# Exercise requirements
Filter the data below for the string "name" and copy each matching line.

Data items
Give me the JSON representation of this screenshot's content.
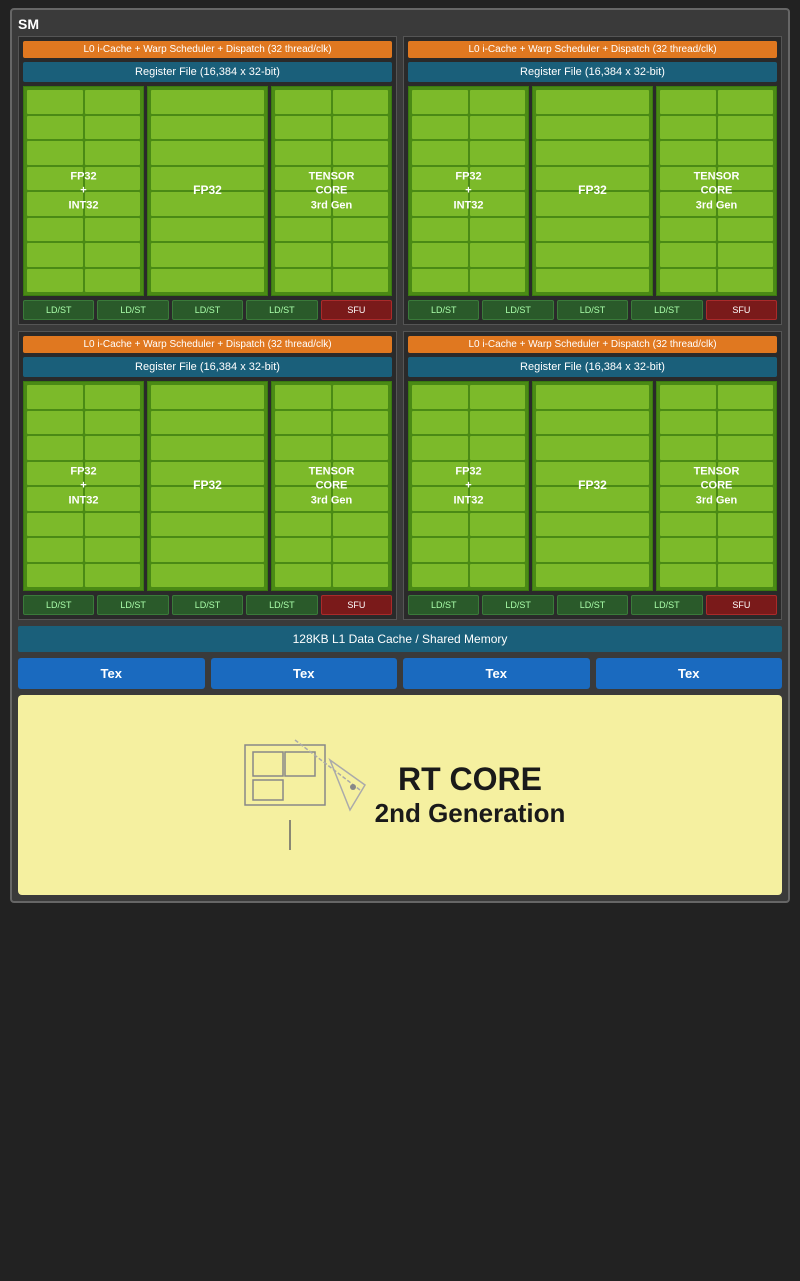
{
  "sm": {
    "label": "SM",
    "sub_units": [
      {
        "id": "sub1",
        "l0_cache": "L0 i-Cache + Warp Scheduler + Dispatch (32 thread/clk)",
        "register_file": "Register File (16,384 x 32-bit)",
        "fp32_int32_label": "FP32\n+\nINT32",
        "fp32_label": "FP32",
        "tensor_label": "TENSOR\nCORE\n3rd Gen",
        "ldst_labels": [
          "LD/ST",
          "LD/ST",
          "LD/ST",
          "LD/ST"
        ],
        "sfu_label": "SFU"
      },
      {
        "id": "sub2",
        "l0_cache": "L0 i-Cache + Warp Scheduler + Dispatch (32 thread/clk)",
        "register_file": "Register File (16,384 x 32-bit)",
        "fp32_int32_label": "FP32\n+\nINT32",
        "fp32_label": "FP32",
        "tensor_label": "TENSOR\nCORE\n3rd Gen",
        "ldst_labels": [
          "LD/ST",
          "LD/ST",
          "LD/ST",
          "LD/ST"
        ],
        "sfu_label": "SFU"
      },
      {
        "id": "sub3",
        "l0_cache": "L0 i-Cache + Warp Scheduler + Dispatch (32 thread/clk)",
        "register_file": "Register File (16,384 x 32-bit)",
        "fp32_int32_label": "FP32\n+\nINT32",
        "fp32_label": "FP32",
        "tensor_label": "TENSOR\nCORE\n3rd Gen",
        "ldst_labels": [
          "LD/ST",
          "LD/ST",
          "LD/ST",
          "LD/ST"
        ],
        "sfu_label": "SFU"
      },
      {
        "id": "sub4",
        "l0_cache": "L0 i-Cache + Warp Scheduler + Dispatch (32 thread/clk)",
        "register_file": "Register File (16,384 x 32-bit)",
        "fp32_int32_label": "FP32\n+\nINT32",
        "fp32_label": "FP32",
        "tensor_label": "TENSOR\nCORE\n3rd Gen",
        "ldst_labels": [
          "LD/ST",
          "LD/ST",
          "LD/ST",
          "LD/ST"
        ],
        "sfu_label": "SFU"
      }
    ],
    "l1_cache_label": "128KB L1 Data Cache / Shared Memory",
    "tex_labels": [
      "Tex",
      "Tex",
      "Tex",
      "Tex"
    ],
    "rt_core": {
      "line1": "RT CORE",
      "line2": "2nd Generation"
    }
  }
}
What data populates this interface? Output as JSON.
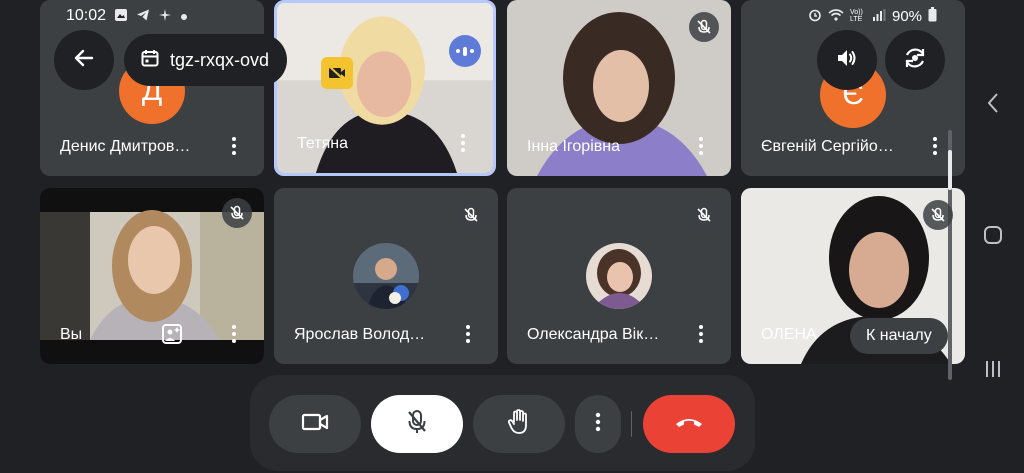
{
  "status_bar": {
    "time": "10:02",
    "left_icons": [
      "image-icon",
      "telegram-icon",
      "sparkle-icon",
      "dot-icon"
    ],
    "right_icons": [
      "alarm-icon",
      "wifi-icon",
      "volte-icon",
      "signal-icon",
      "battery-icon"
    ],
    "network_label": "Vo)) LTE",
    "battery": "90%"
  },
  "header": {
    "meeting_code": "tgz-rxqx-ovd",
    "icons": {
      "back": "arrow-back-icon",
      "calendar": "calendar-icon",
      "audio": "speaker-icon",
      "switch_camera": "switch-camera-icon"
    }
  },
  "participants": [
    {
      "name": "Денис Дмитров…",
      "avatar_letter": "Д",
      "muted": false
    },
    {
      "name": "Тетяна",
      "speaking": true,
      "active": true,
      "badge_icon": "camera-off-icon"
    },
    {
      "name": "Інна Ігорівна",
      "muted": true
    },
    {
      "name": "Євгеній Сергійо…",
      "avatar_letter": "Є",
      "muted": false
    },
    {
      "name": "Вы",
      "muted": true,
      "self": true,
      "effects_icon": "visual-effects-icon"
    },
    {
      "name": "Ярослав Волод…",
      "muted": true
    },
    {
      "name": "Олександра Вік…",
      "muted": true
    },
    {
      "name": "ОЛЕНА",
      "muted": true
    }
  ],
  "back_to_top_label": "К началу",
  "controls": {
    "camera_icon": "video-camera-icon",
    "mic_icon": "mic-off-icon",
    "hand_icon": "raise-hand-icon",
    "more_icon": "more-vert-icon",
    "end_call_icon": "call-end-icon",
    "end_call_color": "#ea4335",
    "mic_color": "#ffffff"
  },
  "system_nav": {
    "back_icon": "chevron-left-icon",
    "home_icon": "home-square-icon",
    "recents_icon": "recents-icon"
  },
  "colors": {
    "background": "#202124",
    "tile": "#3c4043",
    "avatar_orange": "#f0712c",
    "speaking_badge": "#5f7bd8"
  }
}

# Output for this task
      "name": "Денис Дмитров…",
      "name": "Тетяна",
      "name": "Інна Ігорівна",
      "name": "Євгеній Сергійо…",
      "name": "Вы",
      "name": "Ярослав Волод…",
      "name": "Олександра Вік…",
      "name": "ОЛЕНА",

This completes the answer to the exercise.